A 3D printer produced invisible cloak could be the next advancement with interesting and, some might say, frightening consequences, according to a Monday report from Science Daily . (The full report was originally published in the academic journal Optics Letters .) Following up on Duke University engineering experiments from 2006, assistant research professor in electrical and computer engineering for the school told the website that “anyone who can spend a couple thousand dollars on a non-industry grade 3D printer can literally make a plastic cloak overnight.” Not good news for those of you who may be somewhat frightened at successful recent experiments producing firearms through the 3D printing process (aka stereolithographic fabrication). What’s so worrisome about “a plastic cloak”
We were excited and honored when the administration at Northeastern University asked us to help judge its RISE:2013 Research, Innovation and Scholarship Expo. The event, held at the physical education center on the school’s Boston campus, brings together an incredibly diverse array of research projects covering a impressive number of fields, including physical and life sciences, engineering, humanities, arts & design, computer and information sciences, health sciences, law, business and social sciences.
Michael Harper for redOrbit.com – Your Universe Online The boom of 3D printing has opened up countless possibilities, from reproducing human ears to building single-use weaponry . Now, roboticists are adding another potential candidate to the PYO (print your own) revolution: Robots. A National Science Foundation ( NSF ) funded project has now set about developing a robot which can be designed, customized and brought to life in a matter of hours.

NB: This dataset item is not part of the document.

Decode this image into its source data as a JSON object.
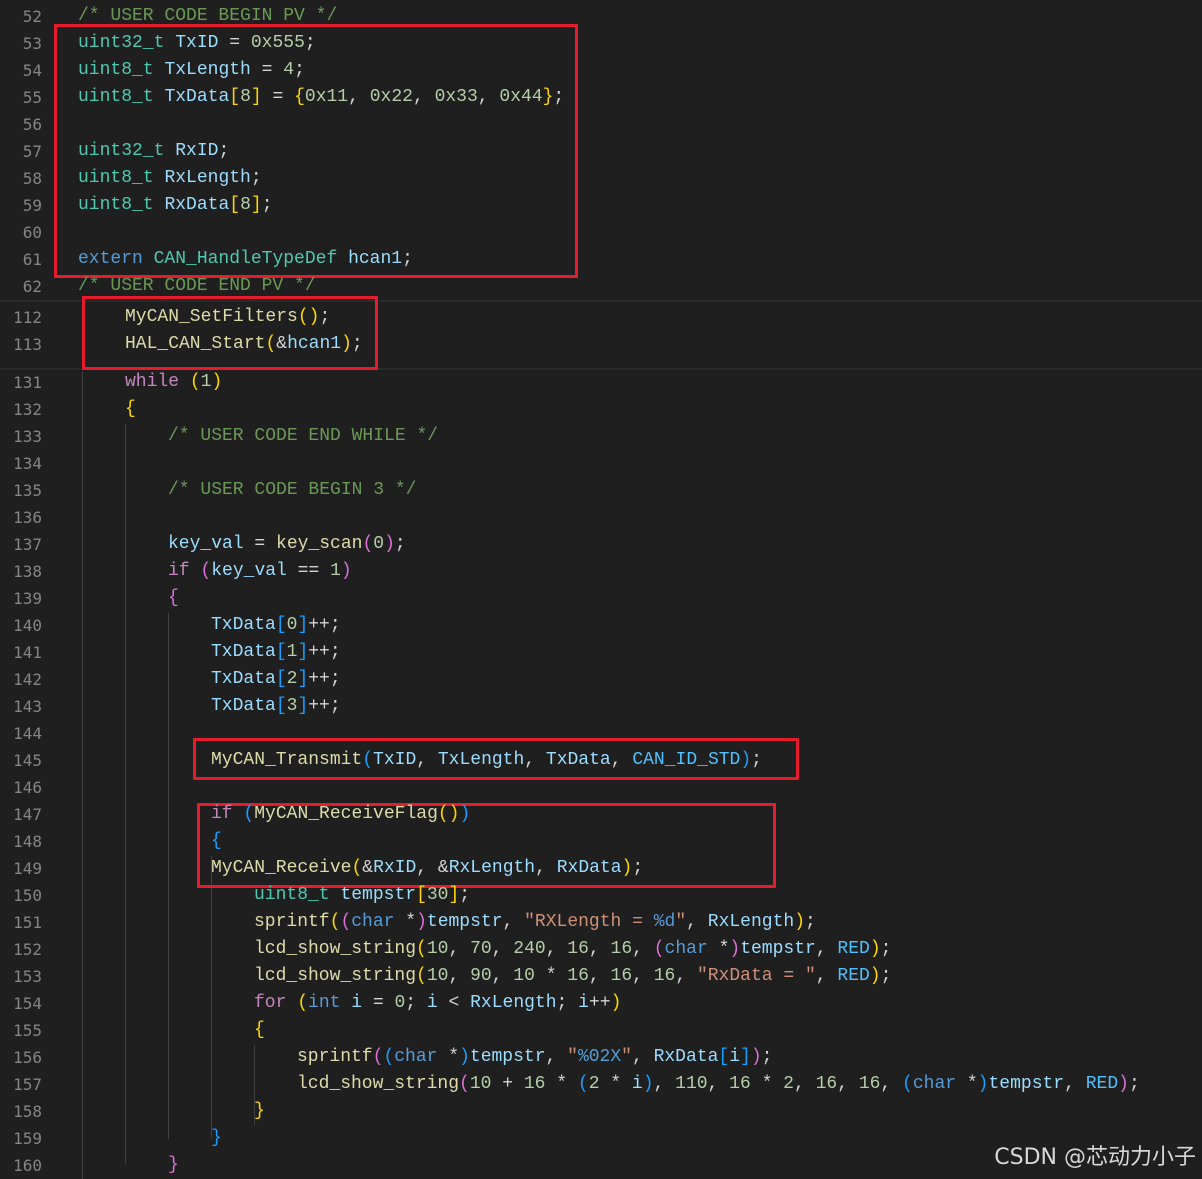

L’Oreal Research & Innovation organized a contest for rewarding its teams on three main themes: active ingredient, process & methodology, collaboration. Design firm Chevalvert created the trophies that were given to the winners
Recent reports indicate that the US military is developing its own range of 3D printers, designed to enable soldiers on the front line to quickly and cheaply produce space parts for their equipment. By bringing this emerging technology to the battlefield spare parts and sensitive equipment for devices such as GPS receivers and air drones can be produced onsite rather than waiting on parts from overseas